**Your instructions:**
Please repeat every line below exactly, from the first to the last.

**Records for this exercise:**
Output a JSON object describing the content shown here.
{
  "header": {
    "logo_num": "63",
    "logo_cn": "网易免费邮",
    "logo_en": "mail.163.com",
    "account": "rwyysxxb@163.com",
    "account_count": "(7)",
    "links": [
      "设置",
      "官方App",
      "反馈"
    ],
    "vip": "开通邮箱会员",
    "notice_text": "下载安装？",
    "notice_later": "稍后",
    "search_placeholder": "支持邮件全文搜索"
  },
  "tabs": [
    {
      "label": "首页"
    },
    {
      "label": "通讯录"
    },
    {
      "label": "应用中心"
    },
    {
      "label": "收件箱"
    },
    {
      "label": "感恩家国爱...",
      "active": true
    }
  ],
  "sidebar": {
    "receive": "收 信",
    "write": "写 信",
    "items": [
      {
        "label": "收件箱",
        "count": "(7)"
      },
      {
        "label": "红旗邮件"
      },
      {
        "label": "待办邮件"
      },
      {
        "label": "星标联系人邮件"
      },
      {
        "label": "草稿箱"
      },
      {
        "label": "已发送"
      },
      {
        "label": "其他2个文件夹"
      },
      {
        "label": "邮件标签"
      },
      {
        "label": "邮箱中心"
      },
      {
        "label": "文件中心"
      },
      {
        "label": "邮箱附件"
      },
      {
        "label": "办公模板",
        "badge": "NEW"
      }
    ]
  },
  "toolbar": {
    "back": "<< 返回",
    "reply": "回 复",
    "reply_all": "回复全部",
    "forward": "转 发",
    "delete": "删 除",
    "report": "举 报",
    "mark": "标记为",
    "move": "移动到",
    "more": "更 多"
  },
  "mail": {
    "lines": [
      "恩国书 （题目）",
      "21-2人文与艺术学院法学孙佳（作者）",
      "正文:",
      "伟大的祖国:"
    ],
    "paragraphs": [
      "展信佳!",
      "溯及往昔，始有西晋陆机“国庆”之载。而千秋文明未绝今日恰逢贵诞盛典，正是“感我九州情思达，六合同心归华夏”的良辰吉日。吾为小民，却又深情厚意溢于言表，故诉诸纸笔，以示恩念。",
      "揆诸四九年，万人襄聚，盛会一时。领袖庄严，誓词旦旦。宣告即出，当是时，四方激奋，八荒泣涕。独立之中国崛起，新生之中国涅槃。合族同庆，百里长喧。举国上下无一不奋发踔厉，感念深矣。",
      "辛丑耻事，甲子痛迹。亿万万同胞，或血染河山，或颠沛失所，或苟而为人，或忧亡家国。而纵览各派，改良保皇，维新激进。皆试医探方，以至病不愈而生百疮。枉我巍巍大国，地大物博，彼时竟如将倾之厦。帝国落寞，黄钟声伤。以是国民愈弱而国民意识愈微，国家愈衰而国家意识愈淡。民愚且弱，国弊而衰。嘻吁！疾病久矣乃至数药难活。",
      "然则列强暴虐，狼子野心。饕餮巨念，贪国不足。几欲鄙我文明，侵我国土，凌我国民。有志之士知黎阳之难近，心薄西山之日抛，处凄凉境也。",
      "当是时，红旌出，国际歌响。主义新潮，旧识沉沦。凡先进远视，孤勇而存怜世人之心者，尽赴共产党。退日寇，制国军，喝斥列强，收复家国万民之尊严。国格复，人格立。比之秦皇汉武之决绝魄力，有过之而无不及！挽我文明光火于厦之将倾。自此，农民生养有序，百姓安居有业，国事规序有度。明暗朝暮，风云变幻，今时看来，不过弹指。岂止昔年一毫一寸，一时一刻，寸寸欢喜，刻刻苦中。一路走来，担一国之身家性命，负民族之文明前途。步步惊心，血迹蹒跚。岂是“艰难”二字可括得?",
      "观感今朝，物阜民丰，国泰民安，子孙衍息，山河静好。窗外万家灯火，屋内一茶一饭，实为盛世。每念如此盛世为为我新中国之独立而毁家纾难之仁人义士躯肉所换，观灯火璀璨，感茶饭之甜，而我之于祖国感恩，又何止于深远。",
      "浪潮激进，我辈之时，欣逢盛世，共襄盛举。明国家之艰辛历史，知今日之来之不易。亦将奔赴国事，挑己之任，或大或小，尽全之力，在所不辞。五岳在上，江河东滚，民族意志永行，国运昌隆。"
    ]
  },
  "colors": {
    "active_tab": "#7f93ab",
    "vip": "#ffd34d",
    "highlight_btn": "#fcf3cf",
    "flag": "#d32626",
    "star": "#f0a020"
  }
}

**Result for this task:**
Output a JSON object describing the content shown here.
{
  "header": {
    "logo_num": "63",
    "logo_cn": "网易免费邮",
    "logo_en": "mail.163.com",
    "account": "rwyysxxb@163.com",
    "account_count": "(7)",
    "links": [
      "设置",
      "官方App",
      "反馈"
    ],
    "vip": "开通邮箱会员",
    "notice_text": "下载安装？",
    "notice_later": "稍后",
    "search_placeholder": "支持邮件全文搜索"
  },
  "tabs": [
    {
      "label": "首页"
    },
    {
      "label": "通讯录"
    },
    {
      "label": "应用中心"
    },
    {
      "label": "收件箱"
    },
    {
      "label": "感恩家国爱...",
      "active": true
    }
  ],
  "sidebar": {
    "receive": "收 信",
    "write": "写 信",
    "items": [
      {
        "label": "收件箱",
        "count": "(7)"
      },
      {
        "label": "红旗邮件"
      },
      {
        "label": "待办邮件"
      },
      {
        "label": "星标联系人邮件"
      },
      {
        "label": "草稿箱"
      },
      {
        "label": "已发送"
      },
      {
        "label": "其他2个文件夹"
      },
      {
        "label": "邮件标签"
      },
      {
        "label": "邮箱中心"
      },
      {
        "label": "文件中心"
      },
      {
        "label": "邮箱附件"
      },
      {
        "label": "办公模板",
        "badge": "NEW"
      }
    ]
  },
  "toolbar": {
    "back": "<< 返回",
    "reply": "回 复",
    "reply_all": "回复全部",
    "forward": "转 发",
    "delete": "删 除",
    "report": "举 报",
    "mark": "标记为",
    "move": "移动到",
    "more": "更 多"
  },
  "mail": {
    "lines": [
      "恩国书 （题目）",
      "21-2人文与艺术学院法学孙佳（作者）",
      "正文:",
      "伟大的祖国:"
    ],
    "paragraphs": [
      "展信佳!",
      "溯及往昔，始有西晋陆机“国庆”之载。而千秋文明未绝今日恰逢贵诞盛典，正是“感我九州情思达，六合同心归华夏”的良辰吉日。吾为小民，却又深情厚意溢于言表，故诉诸纸笔，以示恩念。",
      "揆诸四九年，万人襄聚，盛会一时。领袖庄严，誓词旦旦。宣告即出，当是时，四方激奋，八荒泣涕。独立之中国崛起，新生之中国涅槃。合族同庆，百里长喧。举国上下无一不奋发踔厉，感念深矣。",
      "辛丑耻事，甲子痛迹。亿万万同胞，或血染河山，或颠沛失所，或苟而为人，或忧亡家国。而纵览各派，改良保皇，维新激进。皆试医探方，以至病不愈而生百疮。枉我巍巍大国，地大物博，彼时竟如将倾之厦。帝国落寞，黄钟声伤。以是国民愈弱而国民意识愈微，国家愈衰而国家意识愈淡。民愚且弱，国弊而衰。嘻吁！疾病久矣乃至数药难活。",
      "然则列强暴虐，狼子野心。饕餮巨念，贪国不足。几欲鄙我文明，侵我国土，凌我国民。有志之士知黎阳之难近，心薄西山之日抛，处凄凉境也。",
      "当是时，红旌出，国际歌响。主义新潮，旧识沉沦。凡先进远视，孤勇而存怜世人之心者，尽赴共产党。退日寇，制国军，喝斥列强，收复家国万民之尊严。国格复，人格立。比之秦皇汉武之决绝魄力，有过之而无不及！挽我文明光火于厦之将倾。自此，农民生养有序，百姓安居有业，国事规序有度。明暗朝暮，风云变幻，今时看来，不过弹指。岂止昔年一毫一寸，一时一刻，寸寸欢喜，刻刻苦中。一路走来，担一国之身家性命，负民族之文明前途。步步惊心，血迹蹒跚。岂是“艰难”二字可括得?",
      "观感今朝，物阜民丰，国泰民安，子孙衍息，山河静好。窗外万家灯火，屋内一茶一饭，实为盛世。每念如此盛世为为我新中国之独立而毁家纾难之仁人义士躯肉所换，观灯火璀璨，感茶饭之甜，而我之于祖国感恩，又何止于深远。",
      "浪潮激进，我辈之时，欣逢盛世，共襄盛举。明国家之艰辛历史，知今日之来之不易。亦将奔赴国事，挑己之任，或大或小，尽全之力，在所不辞。五岳在上，江河东滚，民族意志永行，国运昌隆。"
    ]
  },
  "colors": {
    "active_tab": "#7f93ab",
    "vip": "#ffd34d",
    "highlight_btn": "#fcf3cf",
    "flag": "#d32626",
    "star": "#f0a020"
  }
}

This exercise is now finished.